Total harmonic distortion at 40 watts output was only 0.45% at 1,000 cps and remained below 2% from 30 cps to 18 kc. At half power (20 watts R.M.S.), the THD remained below 1% from 30 cps to 19 kc, which also is quite good considering the size and weight of the LK-72. Intermodulation distortion was very low on the LK-72, with only 0.73% IM at 40 watts R.M.S. output. At 10 watts, the IM distortion was less than 0.4%.

The sensitivity of the LK-72 for 40 watts output was 0.85 volts on the high level inputs, 16 mV on the RIAA phono input, and 7.6 mV on the NAB tape head input. In USTC's view, higher gain on the two low level inputs might be desirable to realize the full potential of some recent high quality, low-level pickups. This is not critical, however, for many other pickups. Signal-to-noise ratio was very good, being 79 db on the high level inputs and better than 60 db on the low level inputs at maximum gain. Channel separation was better than 50 db below 1 kc, and was 39 db at 10 kc.

RIAA equalization was generally accurate from 25 cps to 20 kc, varying no more than 1.0 db from the RIAA standard curve.

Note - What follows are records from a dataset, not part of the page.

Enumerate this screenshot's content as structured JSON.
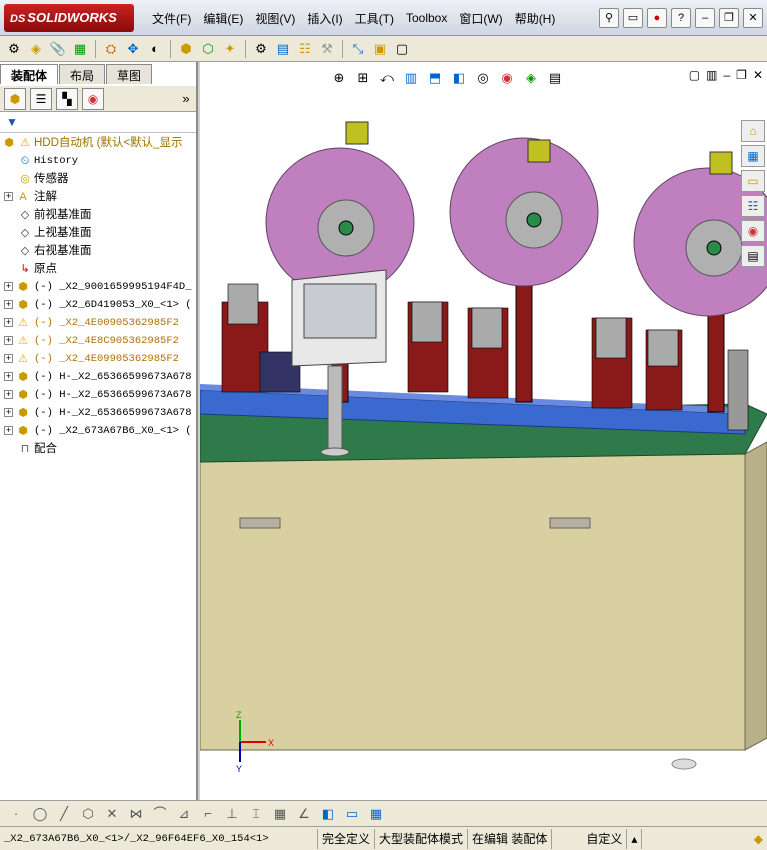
{
  "app": {
    "logo_ds": "DS",
    "logo_text": "SOLIDWORKS"
  },
  "menu": [
    "文件(F)",
    "编辑(E)",
    "视图(V)",
    "插入(I)",
    "工具(T)",
    "Toolbox",
    "窗口(W)",
    "帮助(H)"
  ],
  "panel_tabs": [
    "装配体",
    "布局",
    "草图"
  ],
  "tree": {
    "root": "HDD自动机  (默认<默认_显示",
    "items": [
      {
        "label": "History",
        "icon": "history-icon",
        "expand": false,
        "mono": true,
        "warn": false
      },
      {
        "label": "传感器",
        "icon": "sensor-icon",
        "expand": false,
        "mono": false,
        "warn": false
      },
      {
        "label": "注解",
        "icon": "annotation-icon",
        "expand": true,
        "mono": false,
        "warn": false
      },
      {
        "label": "前视基准面",
        "icon": "plane-icon",
        "expand": false,
        "mono": false,
        "warn": false
      },
      {
        "label": "上视基准面",
        "icon": "plane-icon",
        "expand": false,
        "mono": false,
        "warn": false
      },
      {
        "label": "右视基准面",
        "icon": "plane-icon",
        "expand": false,
        "mono": false,
        "warn": false
      },
      {
        "label": "原点",
        "icon": "origin-icon",
        "expand": false,
        "mono": false,
        "warn": false
      },
      {
        "label": "(-) _X2_9001659995194F4D_",
        "icon": "part-icon",
        "expand": true,
        "mono": true,
        "warn": false
      },
      {
        "label": "(-) _X2_6D419053_X0_<1> (",
        "icon": "part-icon",
        "expand": true,
        "mono": true,
        "warn": false
      },
      {
        "label": "(-) _X2_4E00905362985F2",
        "icon": "warning-icon",
        "expand": true,
        "mono": true,
        "warn": true
      },
      {
        "label": "(-) _X2_4E8C905362985F2",
        "icon": "warning-icon",
        "expand": true,
        "mono": true,
        "warn": true
      },
      {
        "label": "(-) _X2_4E09905362985F2",
        "icon": "warning-icon",
        "expand": true,
        "mono": true,
        "warn": true
      },
      {
        "label": "(-) H-_X2_65366599673A678",
        "icon": "part-icon",
        "expand": true,
        "mono": true,
        "warn": false
      },
      {
        "label": "(-) H-_X2_65366599673A678",
        "icon": "part-icon",
        "expand": true,
        "mono": true,
        "warn": false
      },
      {
        "label": "(-) H-_X2_65366599673A678",
        "icon": "part-icon",
        "expand": true,
        "mono": true,
        "warn": false
      },
      {
        "label": "(-) _X2_673A67B6_X0_<1> (",
        "icon": "part-icon",
        "expand": true,
        "mono": true,
        "warn": false
      },
      {
        "label": "配合",
        "icon": "mates-icon",
        "expand": false,
        "mono": false,
        "warn": false
      }
    ]
  },
  "triad": {
    "x": "X",
    "y": "Y",
    "z": "Z"
  },
  "status": {
    "path": "_X2_673A67B6_X0_<1>/_X2_96F64EF6_X0_154<1>",
    "defined": "完全定义",
    "mode": "大型装配体模式",
    "editing": "在编辑 装配体",
    "custom": "自定义"
  },
  "colors": {
    "accent": "#cc2222",
    "reel": "#c080c0",
    "base": "#d8d0a0",
    "plate": "#2e7a4a",
    "rail": "#3a6ad0"
  }
}
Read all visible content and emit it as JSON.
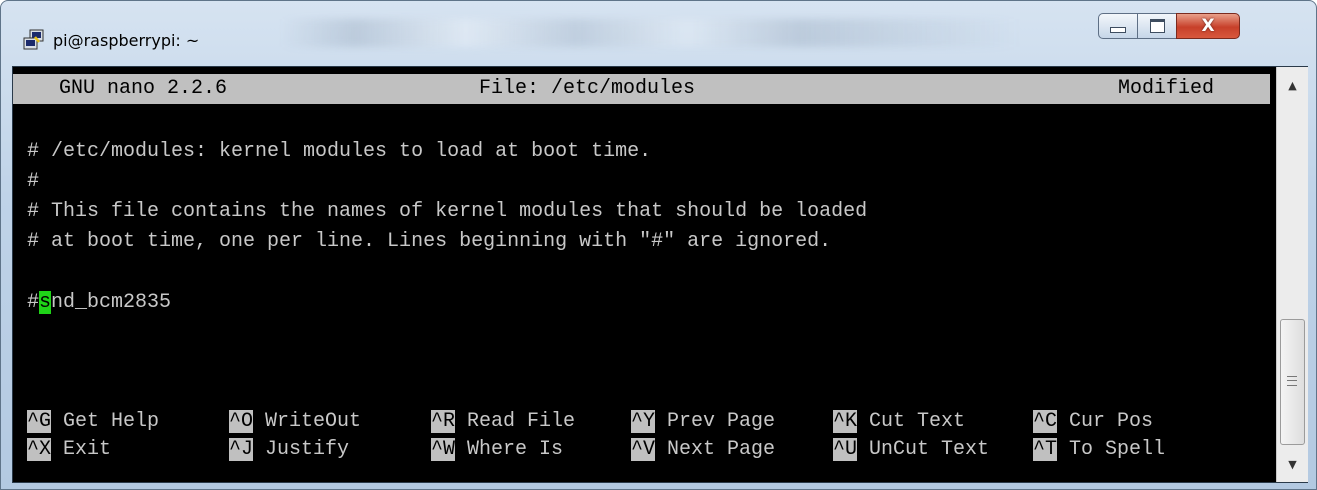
{
  "window": {
    "title": "pi@raspberrypi: ~",
    "icons": {
      "app": "putty-icon",
      "minimize": "minimize-icon",
      "maximize": "maximize-icon",
      "close": "close-icon"
    },
    "close_glyph": "X"
  },
  "nano": {
    "version": "GNU nano 2.2.6",
    "file_label": "File: /etc/modules",
    "status": "Modified",
    "lines": [
      "",
      "# /etc/modules: kernel modules to load at boot time.",
      "#",
      "# This file contains the names of kernel modules that should be loaded",
      "# at boot time, one per line. Lines beginning with \"#\" are ignored.",
      ""
    ],
    "cursor_line": {
      "prefix": "#",
      "cursor_char": "s",
      "suffix": "nd_bcm2835"
    },
    "shortcuts_row1": [
      {
        "key": "^G",
        "label": "Get Help"
      },
      {
        "key": "^O",
        "label": "WriteOut"
      },
      {
        "key": "^R",
        "label": "Read File"
      },
      {
        "key": "^Y",
        "label": "Prev Page"
      },
      {
        "key": "^K",
        "label": "Cut Text"
      },
      {
        "key": "^C",
        "label": "Cur Pos"
      }
    ],
    "shortcuts_row2": [
      {
        "key": "^X",
        "label": "Exit"
      },
      {
        "key": "^J",
        "label": "Justify"
      },
      {
        "key": "^W",
        "label": "Where Is"
      },
      {
        "key": "^V",
        "label": "Next Page"
      },
      {
        "key": "^U",
        "label": "UnCut Text"
      },
      {
        "key": "^T",
        "label": "To Spell"
      }
    ]
  },
  "colors": {
    "header_bg": "#c0c0c0",
    "cursor": "#1fd318",
    "terminal_bg": "#000000",
    "text": "#c8c8c8"
  }
}
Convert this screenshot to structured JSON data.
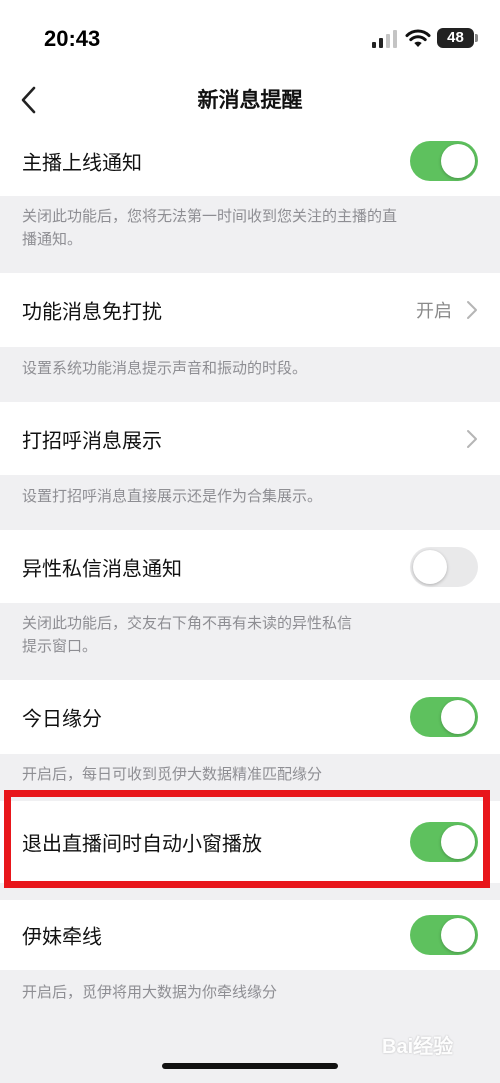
{
  "status_bar": {
    "time": "20:43",
    "battery": "48"
  },
  "nav": {
    "title": "新消息提醒"
  },
  "settings": [
    {
      "label": "主播上线通知",
      "control": "toggle",
      "on": true,
      "desc_lines": [
        "关闭此功能后，您将无法第一时间收到您关注的主播的直",
        "播通知。"
      ]
    },
    {
      "label": "功能消息免打扰",
      "control": "link",
      "value": "开启",
      "desc_lines": [
        "设置系统功能消息提示声音和振动的时段。"
      ]
    },
    {
      "label": "打招呼消息展示",
      "control": "link",
      "desc_lines": [
        "设置打招呼消息直接展示还是作为合集展示。"
      ]
    },
    {
      "label": "异性私信消息通知",
      "control": "toggle",
      "on": false,
      "desc_lines": [
        "关闭此功能后，交友右下角不再有未读的异性私信",
        "提示窗口。"
      ]
    },
    {
      "label": "今日缘分",
      "control": "toggle",
      "on": true,
      "desc_lines": [
        "开启后，每日可收到觅伊大数据精准匹配缘分"
      ]
    },
    {
      "label": "退出直播间时自动小窗播放",
      "control": "toggle",
      "on": true,
      "highlighted": true
    },
    {
      "label": "伊妹牵线",
      "control": "toggle",
      "on": true,
      "desc_lines": [
        "开启后，觅伊将用大数据为你牵线缘分"
      ]
    }
  ],
  "watermark": "Bai经验",
  "colors": {
    "toggle_on": "#5ec15e",
    "toggle_off": "#e9e9ea",
    "highlight": "#e8161b",
    "background": "#f0f0f2"
  }
}
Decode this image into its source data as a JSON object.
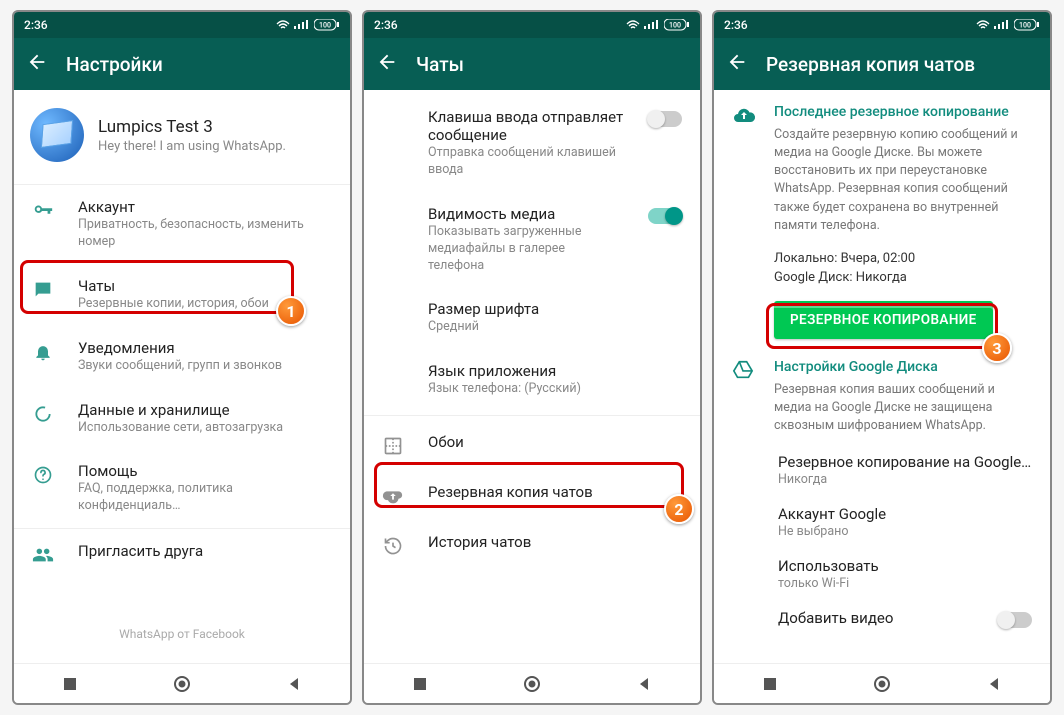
{
  "status": {
    "time": "2:36",
    "battery": "100"
  },
  "screen1": {
    "title": "Настройки",
    "profile": {
      "name": "Lumpics Test 3",
      "status": "Hey there! I am using WhatsApp."
    },
    "items": [
      {
        "title": "Аккаунт",
        "sub": "Приватность, безопасность, изменить номер"
      },
      {
        "title": "Чаты",
        "sub": "Резервные копии, история, обои"
      },
      {
        "title": "Уведомления",
        "sub": "Звуки сообщений, групп и звонков"
      },
      {
        "title": "Данные и хранилище",
        "sub": "Использование сети, автозагрузка"
      },
      {
        "title": "Помощь",
        "sub": "FAQ, поддержка, политика конфиденциаль…"
      },
      {
        "title": "Пригласить друга",
        "sub": ""
      }
    ],
    "footer": "WhatsApp от Facebook"
  },
  "screen2": {
    "title": "Чаты",
    "enterSend": {
      "title": "Клавиша ввода отправляет сообщение",
      "sub": "Отправка сообщений клавишей ввода"
    },
    "mediaVis": {
      "title": "Видимость медиа",
      "sub": "Показывать загруженные медиафайлы в галерее телефона"
    },
    "fontSize": {
      "title": "Размер шрифта",
      "sub": "Средний"
    },
    "appLang": {
      "title": "Язык приложения",
      "sub": "Язык телефона: (Русский)"
    },
    "wallpaper": "Обои",
    "backup": "Резервная копия чатов",
    "history": "История чатов"
  },
  "screen3": {
    "title": "Резервная копия чатов",
    "lastBackupTitle": "Последнее резервное копирование",
    "lastBackupDesc": "Создайте резервную копию сообщений и медиа на Google Диске. Вы можете восстановить их при переустановке WhatsApp. Резервная копия сообщений также будет сохранена во внутренней памяти телефона.",
    "localLine": "Локально: Вчера, 02:00",
    "gdriveLine": "Google Диск: Никогда",
    "button": "РЕЗЕРВНОЕ КОПИРОВАНИЕ",
    "gdTitle": "Настройки Google Диска",
    "gdDesc": "Резервная копия ваших сообщений и медиа на Google Диске не защищена сквозным шифрованием WhatsApp.",
    "opts": [
      {
        "title": "Резервное копирование на Google…",
        "sub": "Никогда"
      },
      {
        "title": "Аккаунт Google",
        "sub": "Не выбрано"
      },
      {
        "title": "Использовать",
        "sub": "только Wi-Fi"
      },
      {
        "title": "Добавить видео",
        "sub": ""
      }
    ]
  },
  "badges": {
    "b1": "1",
    "b2": "2",
    "b3": "3"
  }
}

NAB equalization was slightly poorer, but did remain within 2 db of the NAB standard curve from 35 cps to 20 kc. The tone control, loudness, and scratch filter all operated quite well and exhibited what one might term "tasteful characteristics" from a musical standpoint.

Square wave tests were made at 10 kc and at 50 cps. As shown in the accompanying photos of the square wave oscillograms, the 10-kc response is fairly representative of a good control amplifier, and relates actually to the high frequency roll-off measured in the extreme fringe area of the spectrum. The oscillogram also shows, by the way, fairly good transient response. The 50-cps response shows the effect of a "lagging" phase shift which relates to the steep drop in response below 20 cycles and which, again, seems fairly typical of many integrated amplifiers. The LK-72's damping factor was 14.6, indicating good stability with varying loads.

All indications are that the LK-72, with ample power output to drive virtually any speaker system, will per form very well in a home high-fidelity system. Its very low distortion makes for clean, sweet sounds. Not to be overlooked is its compactness, which enables it to be put on a bookshelf or in any cabinet. For those willing to spend the time building it, the LK-72 represents good value on today's market.

How It Went Together

The packaging and instruction manual for the Scott LK-72 kit help make the assembly and wiring of this amplifier painless and even pleasurable. Each stage of the work is carefully explained, wish text and illustrations that leave little or no room for error, and which were obviously prepared with more than a passing sense of humour. There are no outsize "blowups" to hang on the wall, but rather meticulously detailed drawings, in colour, of each stage of the work, and all contained in the manual in the normal sequence of steps used by the builder.

The instructions are prefaced with helpful hints on how to unpack the kit, what tools to select, correct soldering procedures, and so on. For those who are interested, there also is a section explaining how the amplifier operates, stage by stage. All told, this is a neat, attractive, very well-designed kit, and one which gives every assurance of successful completion even in the hands of the inexperienced or first-time kit builder.